Born in Oamaru, on the eastern shore of the South Island of New Zealand, John Kent began his career working in the art department of and advertising firm in Auckland. He moved to England in 1959, where he further pursued his career as an artist and advertising copywriter. Unsatisfied by this line of work, he set out to become a political cartoonist. From 1969 to 1979, Kent wrote and drew 'Varoomshka', the first British political cartoon strip. This long-running strip combined sex with political satire, and was a weekly eye-opener in the UK newspaper, the Guardian. When the strip was dropped in 1979, feminists have claimed that it was because of their pressure, but this was not the case.
Also in 1969, Kent began a 35-year collaboration with Private Eye magazine. He created a variety of comic strips, all based on the governments of the time.

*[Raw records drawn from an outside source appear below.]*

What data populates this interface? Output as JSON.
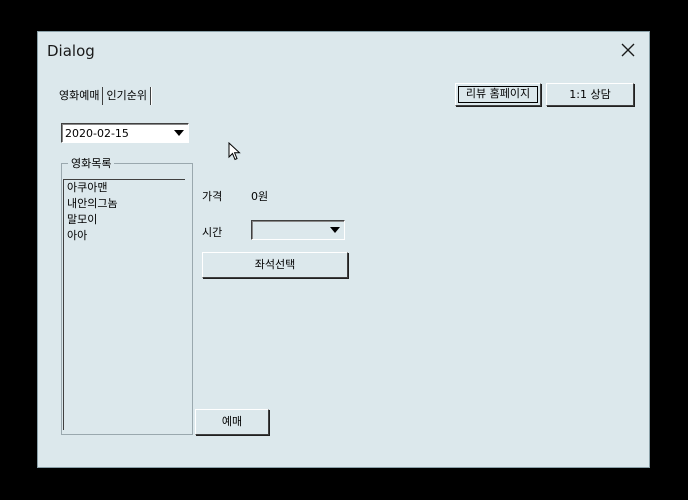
{
  "window": {
    "title": "Dialog"
  },
  "tabs": [
    {
      "label": "영화예매"
    },
    {
      "label": "인기순위"
    }
  ],
  "buttons": {
    "review": "리뷰 홈페이지",
    "counsel": "1:1 상담",
    "seat": "좌석선택",
    "book": "예매"
  },
  "date_picker": {
    "value": "2020-02-15"
  },
  "movie_group": {
    "label": "영화목록",
    "items": [
      {
        "label": "아쿠아맨"
      },
      {
        "label": "내안의그놈"
      },
      {
        "label": "말모이"
      },
      {
        "label": "아아"
      }
    ]
  },
  "price": {
    "label": "가격",
    "value": "0원"
  },
  "time": {
    "label": "시간",
    "value": ""
  }
}
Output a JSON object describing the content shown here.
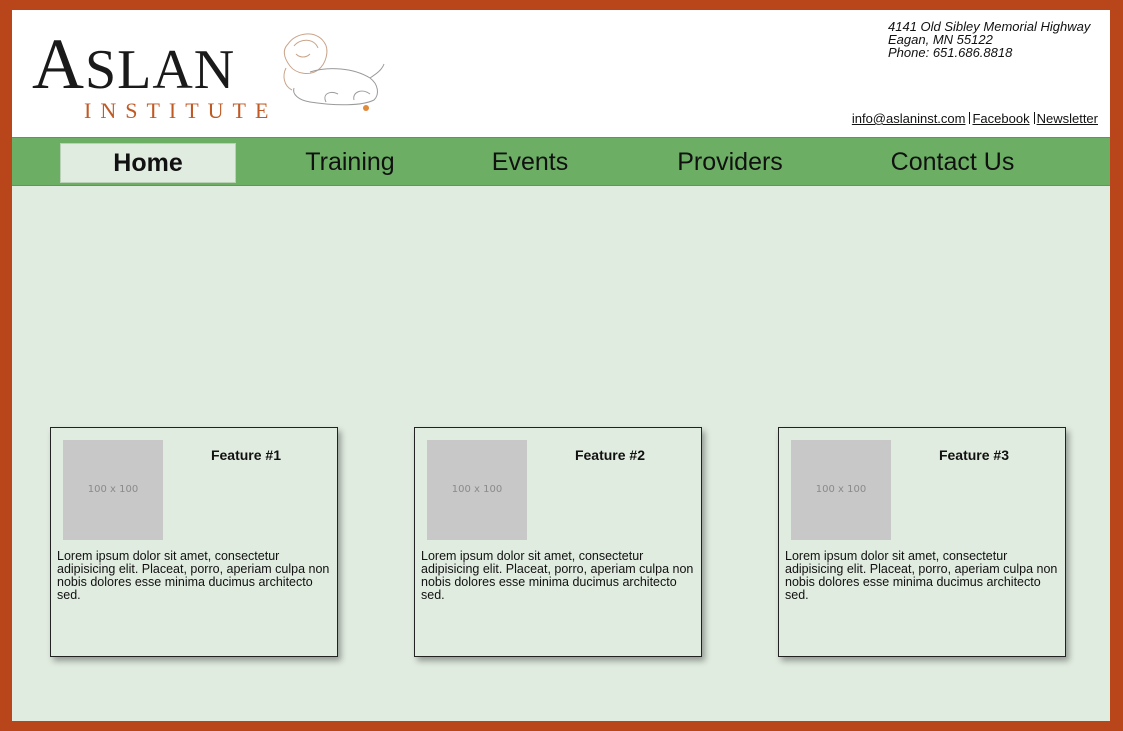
{
  "logo": {
    "word_large": "A",
    "word_rest": "SLAN",
    "sub": "INSTITUTE"
  },
  "contact": {
    "street": "4141 Old Sibley Memorial Highway",
    "city": "Eagan, MN 55122",
    "phone": "Phone: 651.686.8818"
  },
  "toplinks": {
    "email": "info@aslaninst.com",
    "facebook": "Facebook",
    "newsletter": "Newsletter"
  },
  "nav": {
    "items": [
      {
        "label": "Home",
        "active": true
      },
      {
        "label": "Training"
      },
      {
        "label": "Events"
      },
      {
        "label": "Providers"
      },
      {
        "label": "Contact Us"
      }
    ]
  },
  "features": [
    {
      "title": "Feature #1",
      "thumb": "100 x 100",
      "text": "Lorem ipsum dolor sit amet, consectetur adipisicing elit. Placeat, porro, aperiam culpa non nobis dolores esse minima ducimus architecto sed."
    },
    {
      "title": "Feature #2",
      "thumb": "100 x 100",
      "text": "Lorem ipsum dolor sit amet, consectetur adipisicing elit. Placeat, porro, aperiam culpa non nobis dolores esse minima ducimus architecto sed."
    },
    {
      "title": "Feature #3",
      "thumb": "100 x 100",
      "text": "Lorem ipsum dolor sit amet, consectetur adipisicing elit. Placeat, porro, aperiam culpa non nobis dolores esse minima ducimus architecto sed."
    }
  ],
  "colors": {
    "frame": "#b9461a",
    "nav": "#6caf64",
    "content_bg": "#e1ece0",
    "logo_accent": "#c05a25"
  }
}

The first one was 'Grocer Heath', based on Edward Heath, and this was followed by 'The Brothers', covering Harold Wilson and the unions, then 'Fifth Form at St. Maggie's' and 'Maggie Rules, OK', both based on Margaret Thatcher's politics, and 'John Major's Big Top'. Other much-loved characters for the Eye included 'Worzel Gummidge' (a spoof on Michael Foot MP), 'Capt. Bob' (Robert Maxwell) and 'The Dirty Digger' (Rupert Murdoch).
Kent also contributed to The Sun, The Daily Mail, The Sunday Times and The Times. For the latter, he also created his 'La Bimba' strip in 1998. In addition to his cartooning work, John Kent has written and illustrated a couple of celebrated travel books. He passed away from cancer in April 2003.